MIND Diet to Prevent Cognitive Decline
Active, not recruiting
This study will test the effects of the Mediterranean-DASH Intervention for Neurodegenerative Delay (MIND) diet on cognitive decline in seniors without cognitive impairment who are overweight and have suboptimal diets. The MIND diet combines the Mediterranean diet and Dietary Approaches to Stop Hypertension (DASH).
|Minimum Age||Maximum Age||Gender||Healthy Volunteers|
|65 Years||84 Years||All||Yes|
- Suboptimal diet
- Body mass index greater than or equal to 25
- Family history of dementia
- Heavy alcohol use
- Severe illness
- Cognitive impairment
- Psychiatric illness
In this 3-year study, participants will be randomly assigned to eat either the MIND diet or their usual diet. The MIND diet emphasizes natural, plant-based foods, limits foods that are high in animal and saturated fats, and specifies green leafy vegetables and berries. Both groups will undergo mild caloric restriction for weight loss (250 calories a day) and will receive counseling to help reduce caloric intake. To assess the diet's effect on cognitive decline, researchers will measure changes in cognitive function and brain volume, as well as biomarkers of oxidative stress, inflammation, and Alzheimer's disease.
Harvard School of Public Health
MIND Diet Intervention to Prevent Alzheimer's Disease
- Morris MC, Tangney CC, Wang Y, Sacks FM, Barnes LL, Bennett DA, Aggarwal NT. MIND diet slows cognitive decline with aging. Alzheimers Dement. 2015 Sep;11(9):1015-22. doi: 10.1016/j.jalz.2015.04.011.
- Morris MC, Tangney CC, Wang Y, Sacks FM, Bennett DA, Aggarwal NT. MIND diet associated with reduced incidence of Alzheimer's disease.
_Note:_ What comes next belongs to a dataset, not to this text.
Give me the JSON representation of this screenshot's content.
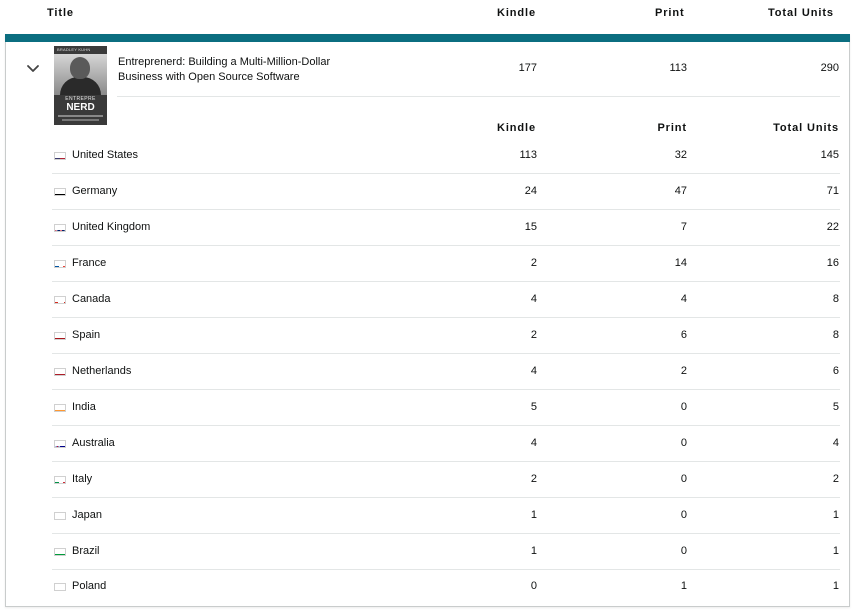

Alzheimers Dement. 2015 Sep;11(9):1007-14. doi: 10.1016/j.jalz.2014.11.009.